Federale-SignAct(2000) • S. 761 -Electronic Signatures in Global and National Commerce Act • Effective October 2000 • Permits the use of digital signature for authentication of transactions • Empowers the use of online contracting and provision of notices
TexasUETA • SB 393 -Uniform Electronic Transactions Act • Effective January 1, 2002 • Applies only to transactions between parties each of which has agreed to conduct transactions by electronic means. • Whether the parties agree to conduct a transaction by electronic means is determined from the context and surrounding circumstances, including the parties' conduct.
The Figure below describes the process of digital signature creation. To sign a document or any other item of information, the signer first delimits precisely the borders of what is to be signed. The delimited information to be signed is termed the ‘message’ in these Guidelines. Then a hash function in the signer’s software computes a hash result unique (for all practical purposes) to the message. The signer’s software then transforms the hash result into a digital signature using the signer’s private key. The resulting digital signature is thus unique to both the message and the private key used to create it. Digital signature verification

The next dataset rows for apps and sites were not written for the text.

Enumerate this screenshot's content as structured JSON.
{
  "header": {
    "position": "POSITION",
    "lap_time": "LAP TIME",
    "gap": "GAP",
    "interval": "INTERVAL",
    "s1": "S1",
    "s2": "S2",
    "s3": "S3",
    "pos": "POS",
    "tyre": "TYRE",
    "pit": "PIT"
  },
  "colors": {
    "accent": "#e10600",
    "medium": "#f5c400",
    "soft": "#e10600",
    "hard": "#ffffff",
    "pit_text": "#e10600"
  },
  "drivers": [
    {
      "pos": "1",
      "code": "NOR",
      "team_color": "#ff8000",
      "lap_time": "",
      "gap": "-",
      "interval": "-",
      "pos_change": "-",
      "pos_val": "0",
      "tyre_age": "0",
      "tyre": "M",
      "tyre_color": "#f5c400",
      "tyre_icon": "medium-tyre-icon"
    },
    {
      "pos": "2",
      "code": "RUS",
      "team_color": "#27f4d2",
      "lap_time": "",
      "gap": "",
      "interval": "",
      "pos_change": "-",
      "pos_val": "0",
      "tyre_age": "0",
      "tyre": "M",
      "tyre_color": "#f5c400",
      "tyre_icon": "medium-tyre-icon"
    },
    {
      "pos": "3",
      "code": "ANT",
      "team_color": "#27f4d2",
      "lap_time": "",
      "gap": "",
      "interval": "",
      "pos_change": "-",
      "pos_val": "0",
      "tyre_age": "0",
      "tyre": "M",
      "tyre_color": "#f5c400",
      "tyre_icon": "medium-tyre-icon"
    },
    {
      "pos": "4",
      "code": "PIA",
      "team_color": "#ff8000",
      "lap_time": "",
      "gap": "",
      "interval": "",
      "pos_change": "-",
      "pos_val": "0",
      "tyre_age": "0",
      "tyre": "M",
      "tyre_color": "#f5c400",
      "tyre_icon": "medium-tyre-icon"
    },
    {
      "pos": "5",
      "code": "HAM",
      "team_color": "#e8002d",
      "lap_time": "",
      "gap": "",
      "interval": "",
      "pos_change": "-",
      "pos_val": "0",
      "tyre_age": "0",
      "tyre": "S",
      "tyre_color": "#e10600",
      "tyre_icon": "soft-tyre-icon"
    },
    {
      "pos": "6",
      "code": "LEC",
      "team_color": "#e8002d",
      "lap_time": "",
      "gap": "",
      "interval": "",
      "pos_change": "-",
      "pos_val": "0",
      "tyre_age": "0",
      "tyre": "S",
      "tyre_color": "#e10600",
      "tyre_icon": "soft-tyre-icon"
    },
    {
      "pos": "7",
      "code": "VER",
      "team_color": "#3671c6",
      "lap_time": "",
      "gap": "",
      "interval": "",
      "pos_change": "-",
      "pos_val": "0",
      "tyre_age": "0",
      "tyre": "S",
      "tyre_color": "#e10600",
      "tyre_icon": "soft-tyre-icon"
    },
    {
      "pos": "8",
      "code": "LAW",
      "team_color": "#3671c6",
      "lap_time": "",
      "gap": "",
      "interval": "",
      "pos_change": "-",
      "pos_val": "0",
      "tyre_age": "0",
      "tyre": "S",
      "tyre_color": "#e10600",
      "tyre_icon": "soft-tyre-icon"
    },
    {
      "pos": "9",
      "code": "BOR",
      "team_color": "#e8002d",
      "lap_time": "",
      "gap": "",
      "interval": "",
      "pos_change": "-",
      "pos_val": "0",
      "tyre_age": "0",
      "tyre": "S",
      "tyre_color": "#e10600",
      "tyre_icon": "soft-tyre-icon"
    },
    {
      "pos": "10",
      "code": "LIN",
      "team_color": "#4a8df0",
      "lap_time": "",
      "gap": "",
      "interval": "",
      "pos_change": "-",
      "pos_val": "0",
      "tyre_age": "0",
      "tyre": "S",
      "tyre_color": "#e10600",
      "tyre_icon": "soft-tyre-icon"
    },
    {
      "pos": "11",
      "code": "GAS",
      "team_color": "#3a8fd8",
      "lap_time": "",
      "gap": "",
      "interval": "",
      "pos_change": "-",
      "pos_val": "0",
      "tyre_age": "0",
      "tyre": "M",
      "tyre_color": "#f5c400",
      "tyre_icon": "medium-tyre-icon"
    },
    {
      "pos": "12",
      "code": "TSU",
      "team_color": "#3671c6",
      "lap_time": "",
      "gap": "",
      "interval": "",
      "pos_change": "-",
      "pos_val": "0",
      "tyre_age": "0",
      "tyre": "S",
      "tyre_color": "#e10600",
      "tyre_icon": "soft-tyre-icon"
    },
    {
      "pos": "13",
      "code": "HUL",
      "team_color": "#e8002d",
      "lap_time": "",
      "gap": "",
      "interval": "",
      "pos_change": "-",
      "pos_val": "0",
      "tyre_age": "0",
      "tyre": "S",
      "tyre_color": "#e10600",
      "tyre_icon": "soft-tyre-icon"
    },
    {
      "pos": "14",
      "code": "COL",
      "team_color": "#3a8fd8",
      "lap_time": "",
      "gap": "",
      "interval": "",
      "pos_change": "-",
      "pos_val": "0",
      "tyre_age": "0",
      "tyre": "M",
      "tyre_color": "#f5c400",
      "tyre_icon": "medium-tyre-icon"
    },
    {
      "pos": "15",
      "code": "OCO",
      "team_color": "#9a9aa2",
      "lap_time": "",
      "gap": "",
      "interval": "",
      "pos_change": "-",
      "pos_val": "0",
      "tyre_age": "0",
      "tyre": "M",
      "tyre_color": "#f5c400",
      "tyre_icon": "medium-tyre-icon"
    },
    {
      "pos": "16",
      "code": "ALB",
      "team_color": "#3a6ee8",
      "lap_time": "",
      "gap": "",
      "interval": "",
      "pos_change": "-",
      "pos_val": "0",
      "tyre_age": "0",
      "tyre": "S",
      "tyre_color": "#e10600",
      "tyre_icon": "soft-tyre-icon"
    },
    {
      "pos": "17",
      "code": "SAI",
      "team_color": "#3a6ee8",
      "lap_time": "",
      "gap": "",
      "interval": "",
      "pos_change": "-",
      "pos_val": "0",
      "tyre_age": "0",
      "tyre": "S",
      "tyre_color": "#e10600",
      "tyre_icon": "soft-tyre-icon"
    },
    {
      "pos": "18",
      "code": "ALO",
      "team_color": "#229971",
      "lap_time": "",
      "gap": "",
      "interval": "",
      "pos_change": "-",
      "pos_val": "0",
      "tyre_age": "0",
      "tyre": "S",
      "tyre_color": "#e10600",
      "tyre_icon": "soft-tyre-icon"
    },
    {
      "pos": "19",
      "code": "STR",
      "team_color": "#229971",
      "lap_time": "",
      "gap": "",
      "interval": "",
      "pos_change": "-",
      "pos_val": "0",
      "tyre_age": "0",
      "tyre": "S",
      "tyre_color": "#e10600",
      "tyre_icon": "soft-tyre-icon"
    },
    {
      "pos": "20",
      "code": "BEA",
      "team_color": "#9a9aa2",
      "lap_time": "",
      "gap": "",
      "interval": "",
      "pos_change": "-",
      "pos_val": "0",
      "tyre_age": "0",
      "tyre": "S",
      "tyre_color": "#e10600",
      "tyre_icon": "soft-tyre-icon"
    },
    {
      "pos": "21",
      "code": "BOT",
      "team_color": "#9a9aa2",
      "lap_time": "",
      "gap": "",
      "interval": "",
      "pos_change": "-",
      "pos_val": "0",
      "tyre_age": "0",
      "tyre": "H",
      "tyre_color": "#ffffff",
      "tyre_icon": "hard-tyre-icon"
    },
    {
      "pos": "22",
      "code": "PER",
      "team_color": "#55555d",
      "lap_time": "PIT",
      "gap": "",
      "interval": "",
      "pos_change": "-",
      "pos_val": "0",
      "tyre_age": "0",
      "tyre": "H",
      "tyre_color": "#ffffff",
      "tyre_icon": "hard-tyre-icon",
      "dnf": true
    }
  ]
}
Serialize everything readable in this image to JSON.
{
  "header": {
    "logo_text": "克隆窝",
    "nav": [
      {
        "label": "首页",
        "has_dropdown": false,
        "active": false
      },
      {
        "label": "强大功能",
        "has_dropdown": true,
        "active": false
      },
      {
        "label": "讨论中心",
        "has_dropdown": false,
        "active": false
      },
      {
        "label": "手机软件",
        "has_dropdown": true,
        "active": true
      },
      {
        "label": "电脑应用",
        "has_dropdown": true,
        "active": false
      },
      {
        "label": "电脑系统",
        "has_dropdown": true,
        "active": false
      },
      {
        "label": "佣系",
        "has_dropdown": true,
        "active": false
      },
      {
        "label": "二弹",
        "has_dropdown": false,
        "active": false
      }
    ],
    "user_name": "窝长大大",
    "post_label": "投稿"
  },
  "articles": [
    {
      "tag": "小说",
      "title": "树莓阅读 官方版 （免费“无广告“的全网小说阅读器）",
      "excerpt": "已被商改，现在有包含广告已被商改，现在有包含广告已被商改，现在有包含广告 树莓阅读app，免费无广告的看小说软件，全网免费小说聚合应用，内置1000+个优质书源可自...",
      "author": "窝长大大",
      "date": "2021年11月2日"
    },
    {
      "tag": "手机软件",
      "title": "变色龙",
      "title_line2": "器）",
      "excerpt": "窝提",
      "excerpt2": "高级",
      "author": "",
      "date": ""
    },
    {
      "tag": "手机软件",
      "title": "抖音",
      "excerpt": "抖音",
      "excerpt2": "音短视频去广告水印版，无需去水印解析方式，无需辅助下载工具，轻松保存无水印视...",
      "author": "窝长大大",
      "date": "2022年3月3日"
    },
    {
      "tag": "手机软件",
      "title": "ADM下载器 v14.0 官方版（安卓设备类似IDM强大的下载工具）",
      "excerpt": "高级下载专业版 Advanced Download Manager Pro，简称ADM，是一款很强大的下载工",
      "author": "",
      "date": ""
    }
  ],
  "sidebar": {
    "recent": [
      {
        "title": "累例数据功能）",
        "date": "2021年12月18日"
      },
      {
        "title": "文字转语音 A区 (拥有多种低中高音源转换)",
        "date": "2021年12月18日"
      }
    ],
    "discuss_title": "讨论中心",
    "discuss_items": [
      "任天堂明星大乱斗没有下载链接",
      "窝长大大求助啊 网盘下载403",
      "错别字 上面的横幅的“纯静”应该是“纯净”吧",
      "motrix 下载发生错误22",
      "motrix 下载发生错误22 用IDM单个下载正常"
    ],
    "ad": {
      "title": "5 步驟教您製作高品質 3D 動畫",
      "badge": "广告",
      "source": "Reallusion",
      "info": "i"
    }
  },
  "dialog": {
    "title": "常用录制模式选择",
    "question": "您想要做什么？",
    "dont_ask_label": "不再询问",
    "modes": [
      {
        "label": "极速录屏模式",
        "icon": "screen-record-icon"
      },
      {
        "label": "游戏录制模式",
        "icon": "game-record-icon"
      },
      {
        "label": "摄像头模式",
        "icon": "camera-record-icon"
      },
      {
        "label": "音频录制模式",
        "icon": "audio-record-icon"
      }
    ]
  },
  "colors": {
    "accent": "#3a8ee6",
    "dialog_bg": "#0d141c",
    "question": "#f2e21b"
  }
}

Verification of a digital signature Verification of a digital signature, as illustrated in below, is accomplished by computing a new hash result of the original message by means of the same hash function used to create the digital signature. Then, using the public key and the new hash result, the verifier checks: (1) whether the digital signature was created using the corresponding private key; and (2) whether the newly computed hash result matches the original hash result which was transformed into the digital signature during the signing process. The verification software will confirm the digital signature as “verified” if: (1) the signer’s private key was used to digitally sign the message, which is known to be the case if the signer’s public key was used to verify the signature because the signer's public key will verify only a digital signature created with the signer's private key; and (2) the message was unaltered, which is known to be the case if the hash result computed by the verifier is identical to the hash result extracted